- Typical Client Results
- About WPS
“I learned a great deal that I will be able to apply... Thanks for a very informative, effective training session (30-Hour Complying with OSHA).”
Join our Mailing List:
Things that go boom – combustible dust hazards
By W. Jon Wallace, CSP, MBA
According to OSHA, since 1980, more than 130 workers have been killed and more than 780 injured in combustible dust explosions. Recent incidents have significantly heightened awareness of combustible dust hazards:
Combustible Dust Fundamentals
Elements needed for dust explosion:
Additional Elements Required:
OSHA and combustible dust
Due to the large number of combustible dust explosions previously discussed, OSHA has implemented a national emphasis program on combustible dust: CPL 03-00-008. In addition, on October 21, 2009 federal OSHA published an Advance Notice of Proposed Rulemaking (ANPR) as a preliminary step in the development of a combustible dust standard. Several of my clients have recently been contacted by OSHA concerning combustible dust safety.
Performing the combustible dust assessment
The first step in determining if a combustible dust hazard may exist at your facility is to perform a combustible dust assessment of your facility. Are combustibles dusts present at your facility? Is your industry normally associated as a combustible dust hazard?
What is a combustible dust?
NFPA 654 (2013 Edition): "Standard for the Prevention of Fire and Dust Explosions from the Manufacturing, Processing, and Handling of Combustible Particulate Solids" defines a combustible dust as follows: "A finely divided combustible particulate solid that presents a flash fire hazard or explosion hazard when suspended in air or the process-specific oxidizing medium over a range of concentrations." In addition, a combustible particulate solid is defined as: "Any solid material composed of distinct particles or pieces, regardless of size, shape, or chemical composition that presents a fire hazard."

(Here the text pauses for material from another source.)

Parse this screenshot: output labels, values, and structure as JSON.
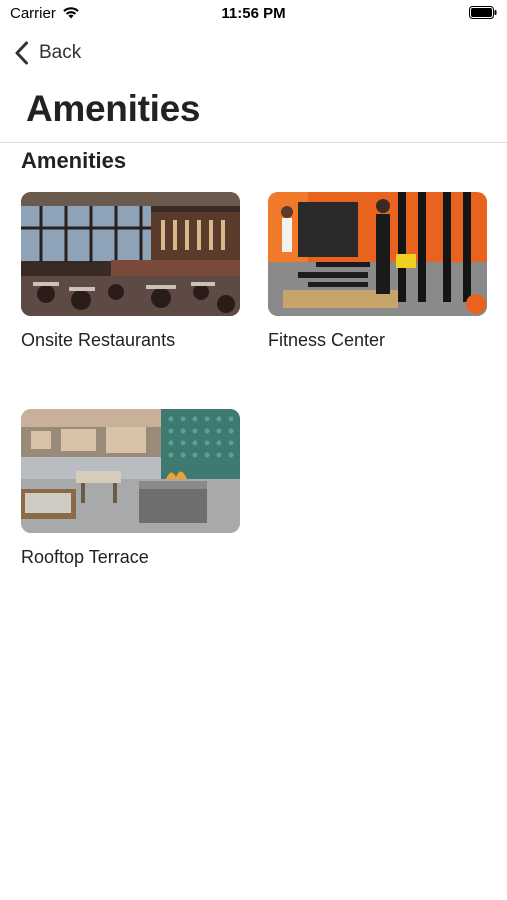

Typical dusts of concern
Typical industries handling combustible dust
Safe Work Practices
If you handle combustible dusts you need to ensure safe work practices are utilized to minimize the potential for an explosion:
Listed below are OSHA and National Fire Protection Association (NFPA) standards and codes addressing combustible dust safety.

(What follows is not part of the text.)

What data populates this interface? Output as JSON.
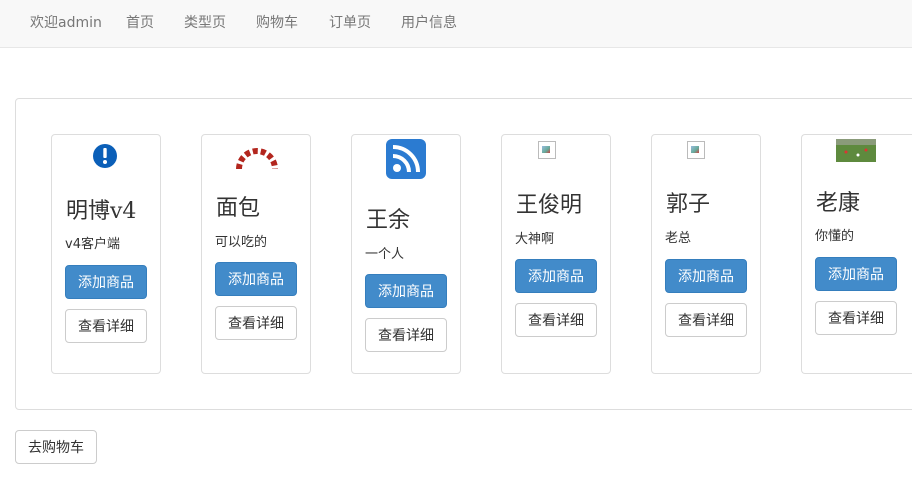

From an employee as well as facility standpoint, combustible dusts pose a serious safety risk for many companies. Make sure you are prepared by assessing the risk at your facility and following combustible dust safe handling practices.
Contact us with questions on this article or to schedule a combustible dust assessment at your facility.
If you have any questions concerning this article or other safety issues, please contact W. Jon Wallace, "The Safety Guru", at 919.933.5548 or by